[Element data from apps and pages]
BEGIN

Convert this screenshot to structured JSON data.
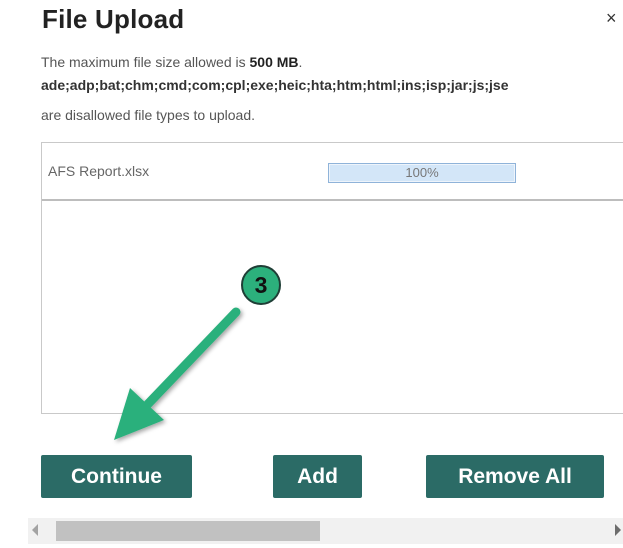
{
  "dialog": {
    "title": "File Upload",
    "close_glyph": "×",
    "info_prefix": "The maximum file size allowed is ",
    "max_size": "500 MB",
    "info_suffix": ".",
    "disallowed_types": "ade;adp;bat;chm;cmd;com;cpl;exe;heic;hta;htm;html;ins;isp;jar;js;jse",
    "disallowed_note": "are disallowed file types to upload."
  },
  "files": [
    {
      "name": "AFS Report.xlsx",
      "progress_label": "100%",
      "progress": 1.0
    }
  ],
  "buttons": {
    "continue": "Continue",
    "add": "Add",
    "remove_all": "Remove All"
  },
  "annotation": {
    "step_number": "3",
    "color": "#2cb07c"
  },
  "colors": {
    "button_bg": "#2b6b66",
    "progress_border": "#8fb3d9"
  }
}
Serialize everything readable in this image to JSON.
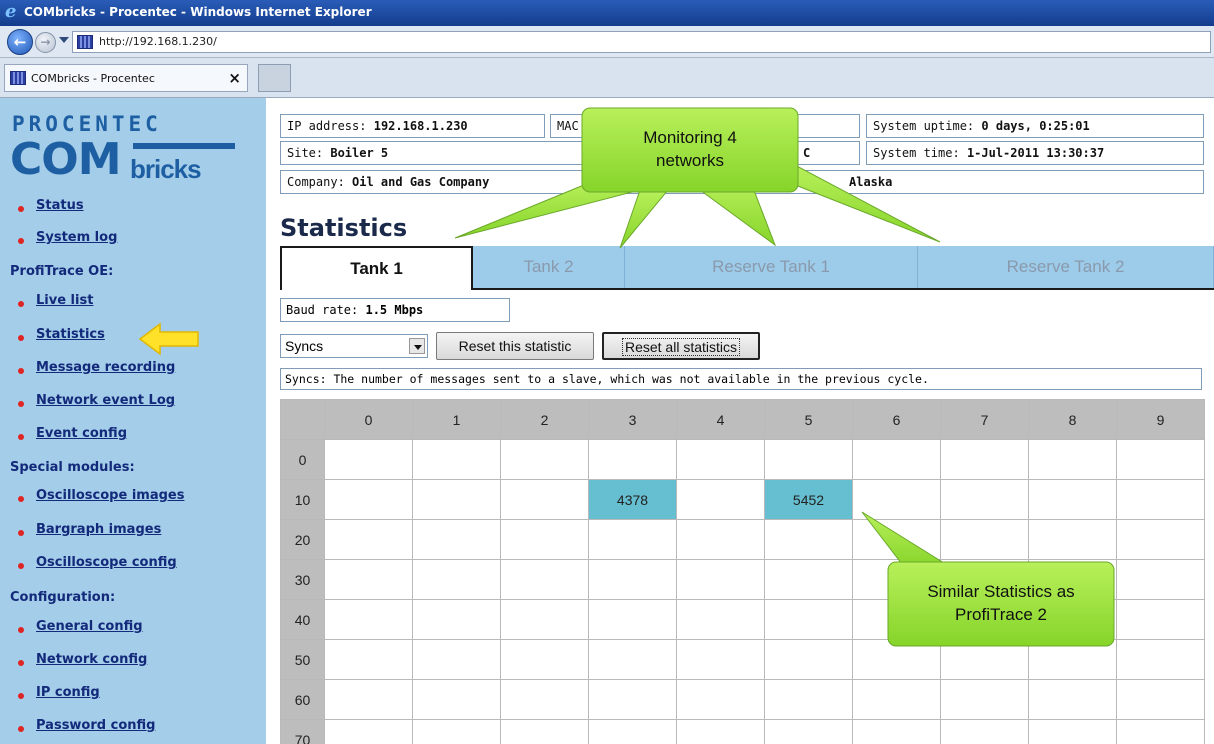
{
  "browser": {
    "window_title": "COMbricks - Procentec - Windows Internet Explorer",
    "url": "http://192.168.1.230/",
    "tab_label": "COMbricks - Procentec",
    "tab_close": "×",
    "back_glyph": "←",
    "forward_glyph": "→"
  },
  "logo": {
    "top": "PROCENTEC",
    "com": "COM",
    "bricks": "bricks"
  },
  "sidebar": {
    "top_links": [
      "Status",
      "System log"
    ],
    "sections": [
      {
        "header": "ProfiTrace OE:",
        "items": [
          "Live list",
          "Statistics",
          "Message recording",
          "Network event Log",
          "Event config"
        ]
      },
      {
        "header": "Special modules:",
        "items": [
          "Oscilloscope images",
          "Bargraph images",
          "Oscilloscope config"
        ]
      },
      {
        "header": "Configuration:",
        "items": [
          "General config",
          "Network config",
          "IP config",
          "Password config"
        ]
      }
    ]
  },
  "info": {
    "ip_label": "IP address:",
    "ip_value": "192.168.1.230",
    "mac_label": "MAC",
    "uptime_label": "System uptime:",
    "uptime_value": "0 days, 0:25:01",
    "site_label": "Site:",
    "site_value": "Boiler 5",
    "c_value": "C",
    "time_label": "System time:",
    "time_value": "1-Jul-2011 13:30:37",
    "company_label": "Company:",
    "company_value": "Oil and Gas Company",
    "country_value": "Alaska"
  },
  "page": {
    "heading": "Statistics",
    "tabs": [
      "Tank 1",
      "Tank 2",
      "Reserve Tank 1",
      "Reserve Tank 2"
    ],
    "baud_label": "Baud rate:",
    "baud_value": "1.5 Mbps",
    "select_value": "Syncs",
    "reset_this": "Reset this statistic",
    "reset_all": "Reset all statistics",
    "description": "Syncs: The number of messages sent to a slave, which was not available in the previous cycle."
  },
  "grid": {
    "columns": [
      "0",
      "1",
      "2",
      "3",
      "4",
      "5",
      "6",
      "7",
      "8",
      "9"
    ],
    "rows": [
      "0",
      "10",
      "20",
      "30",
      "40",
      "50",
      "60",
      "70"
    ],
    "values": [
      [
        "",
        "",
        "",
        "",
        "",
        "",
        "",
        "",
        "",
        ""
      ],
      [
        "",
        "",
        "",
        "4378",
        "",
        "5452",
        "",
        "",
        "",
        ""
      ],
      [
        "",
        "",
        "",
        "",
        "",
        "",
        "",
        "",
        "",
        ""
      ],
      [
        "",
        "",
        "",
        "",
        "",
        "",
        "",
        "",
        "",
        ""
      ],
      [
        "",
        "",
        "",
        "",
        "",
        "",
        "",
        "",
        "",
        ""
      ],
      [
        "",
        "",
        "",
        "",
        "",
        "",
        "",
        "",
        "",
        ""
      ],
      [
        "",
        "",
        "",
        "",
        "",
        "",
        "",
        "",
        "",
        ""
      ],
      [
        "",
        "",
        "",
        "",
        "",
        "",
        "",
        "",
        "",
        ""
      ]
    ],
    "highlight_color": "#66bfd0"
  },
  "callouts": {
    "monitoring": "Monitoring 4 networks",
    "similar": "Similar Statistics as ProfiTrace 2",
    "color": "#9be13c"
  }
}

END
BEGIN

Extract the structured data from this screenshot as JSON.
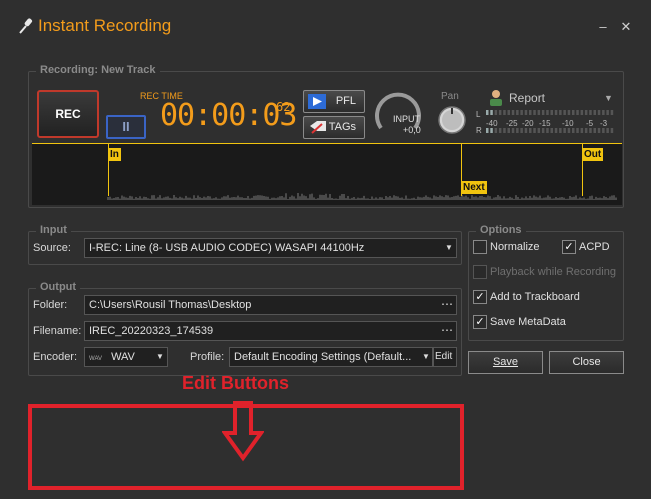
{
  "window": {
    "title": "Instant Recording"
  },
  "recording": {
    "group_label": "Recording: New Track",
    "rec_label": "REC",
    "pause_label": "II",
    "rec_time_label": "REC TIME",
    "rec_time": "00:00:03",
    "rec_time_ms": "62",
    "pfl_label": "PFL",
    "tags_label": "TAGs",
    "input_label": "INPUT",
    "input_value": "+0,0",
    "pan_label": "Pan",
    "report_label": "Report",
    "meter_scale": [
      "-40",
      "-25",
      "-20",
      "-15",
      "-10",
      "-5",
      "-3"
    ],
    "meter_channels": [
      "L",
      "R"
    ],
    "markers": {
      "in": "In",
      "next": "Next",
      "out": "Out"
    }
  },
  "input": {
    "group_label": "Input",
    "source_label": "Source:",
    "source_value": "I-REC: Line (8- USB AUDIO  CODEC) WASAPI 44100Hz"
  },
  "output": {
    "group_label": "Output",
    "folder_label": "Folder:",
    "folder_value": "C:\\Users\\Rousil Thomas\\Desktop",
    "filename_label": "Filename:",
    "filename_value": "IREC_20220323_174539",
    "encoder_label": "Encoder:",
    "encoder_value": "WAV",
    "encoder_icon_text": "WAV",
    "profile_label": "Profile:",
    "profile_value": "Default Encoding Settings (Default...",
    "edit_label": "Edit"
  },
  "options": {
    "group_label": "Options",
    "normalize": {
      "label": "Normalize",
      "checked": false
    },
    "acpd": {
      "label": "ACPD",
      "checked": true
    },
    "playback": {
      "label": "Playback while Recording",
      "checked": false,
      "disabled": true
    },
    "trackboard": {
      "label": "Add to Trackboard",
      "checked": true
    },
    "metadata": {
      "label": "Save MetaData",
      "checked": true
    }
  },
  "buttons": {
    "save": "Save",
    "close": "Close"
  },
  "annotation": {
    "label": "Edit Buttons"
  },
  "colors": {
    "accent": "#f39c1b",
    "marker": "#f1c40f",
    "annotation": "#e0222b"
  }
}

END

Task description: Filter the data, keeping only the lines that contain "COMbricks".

Expected output:
    "window_title": "COMbricks - Procentec - Windows Internet Explorer",
    "tab_label": "COMbricks - Procentec",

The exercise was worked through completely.